In an effort to cut down on global warming, California regulators have stepped up the amount of ethanol to be blended in the state’s fuel supply. Currently, the state puts ethanol in gasoline at a six percent rate. That goes up to 10 percent in 2010.
This article from the San Francisco Chronicle points out the problem with that: not much of it is homegrown for the Golden State. It has to be imported from the Midwest:
The great boom in ethanol plant construction that swept the nation’s farm belt in recent years has barely touched the Golden State. Biorefineries here make only 8.6 percent of all the ethanol California uses. Other states supply the rest, shipped by rail over the Sierra or through the Southern California desert.
The California Air Resources Board this summer decided to raise the amount of ethanol that oil companies can blend into the gasoline they sell here. By 2013 – after the new rules kick in – California’s ethanol use is expected to jump more than 78 percent, to 1.7 billion gallons per year.
Experts expect the ethanol industry in California to take off to meet that demand.
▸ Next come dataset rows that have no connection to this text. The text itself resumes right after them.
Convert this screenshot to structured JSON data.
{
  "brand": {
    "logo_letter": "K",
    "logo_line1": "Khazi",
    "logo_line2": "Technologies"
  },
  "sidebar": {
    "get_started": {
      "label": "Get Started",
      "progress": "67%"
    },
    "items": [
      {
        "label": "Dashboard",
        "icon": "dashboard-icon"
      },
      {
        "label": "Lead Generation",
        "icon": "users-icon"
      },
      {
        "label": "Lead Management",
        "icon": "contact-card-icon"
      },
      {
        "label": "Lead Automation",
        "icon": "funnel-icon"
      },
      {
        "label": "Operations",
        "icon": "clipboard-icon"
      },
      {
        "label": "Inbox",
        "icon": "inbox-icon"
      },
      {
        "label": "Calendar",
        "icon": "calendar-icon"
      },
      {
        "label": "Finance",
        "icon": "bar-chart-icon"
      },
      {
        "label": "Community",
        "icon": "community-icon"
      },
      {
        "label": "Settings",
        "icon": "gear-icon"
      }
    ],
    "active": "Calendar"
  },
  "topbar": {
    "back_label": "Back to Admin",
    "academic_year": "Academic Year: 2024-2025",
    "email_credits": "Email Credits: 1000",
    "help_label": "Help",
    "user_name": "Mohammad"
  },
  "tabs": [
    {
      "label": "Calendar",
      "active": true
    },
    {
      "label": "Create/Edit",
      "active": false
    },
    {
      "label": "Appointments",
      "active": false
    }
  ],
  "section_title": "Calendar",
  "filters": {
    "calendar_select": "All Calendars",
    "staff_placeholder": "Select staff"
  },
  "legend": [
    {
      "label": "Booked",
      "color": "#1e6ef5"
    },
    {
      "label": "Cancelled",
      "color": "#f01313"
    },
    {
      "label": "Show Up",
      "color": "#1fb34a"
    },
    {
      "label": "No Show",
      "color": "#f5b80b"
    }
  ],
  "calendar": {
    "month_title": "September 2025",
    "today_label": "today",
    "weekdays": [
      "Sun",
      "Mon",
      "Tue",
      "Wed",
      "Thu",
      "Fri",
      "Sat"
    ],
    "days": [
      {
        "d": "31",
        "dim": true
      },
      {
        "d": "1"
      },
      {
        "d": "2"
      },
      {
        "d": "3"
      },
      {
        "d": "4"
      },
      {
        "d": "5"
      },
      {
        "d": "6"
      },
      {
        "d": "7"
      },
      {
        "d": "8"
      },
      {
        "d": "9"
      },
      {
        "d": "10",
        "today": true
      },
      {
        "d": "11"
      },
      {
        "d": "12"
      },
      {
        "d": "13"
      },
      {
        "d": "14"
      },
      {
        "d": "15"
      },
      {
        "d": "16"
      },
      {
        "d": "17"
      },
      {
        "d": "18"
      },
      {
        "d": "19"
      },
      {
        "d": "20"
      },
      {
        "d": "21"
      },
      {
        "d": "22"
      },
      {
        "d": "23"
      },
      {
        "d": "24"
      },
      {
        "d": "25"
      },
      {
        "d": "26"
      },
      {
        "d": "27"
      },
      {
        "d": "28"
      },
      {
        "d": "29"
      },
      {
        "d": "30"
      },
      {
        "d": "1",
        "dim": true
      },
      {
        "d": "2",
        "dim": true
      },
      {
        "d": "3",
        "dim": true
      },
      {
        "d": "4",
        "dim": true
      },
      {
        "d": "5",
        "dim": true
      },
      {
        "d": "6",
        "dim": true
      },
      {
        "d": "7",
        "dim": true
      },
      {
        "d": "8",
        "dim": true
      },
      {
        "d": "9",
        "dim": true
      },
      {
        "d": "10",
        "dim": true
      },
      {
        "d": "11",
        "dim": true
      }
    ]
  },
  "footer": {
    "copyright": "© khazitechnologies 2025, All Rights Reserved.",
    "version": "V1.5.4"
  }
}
In the meantime, Midwest ethanol is in ample supply. The biggest issue remains getting it there.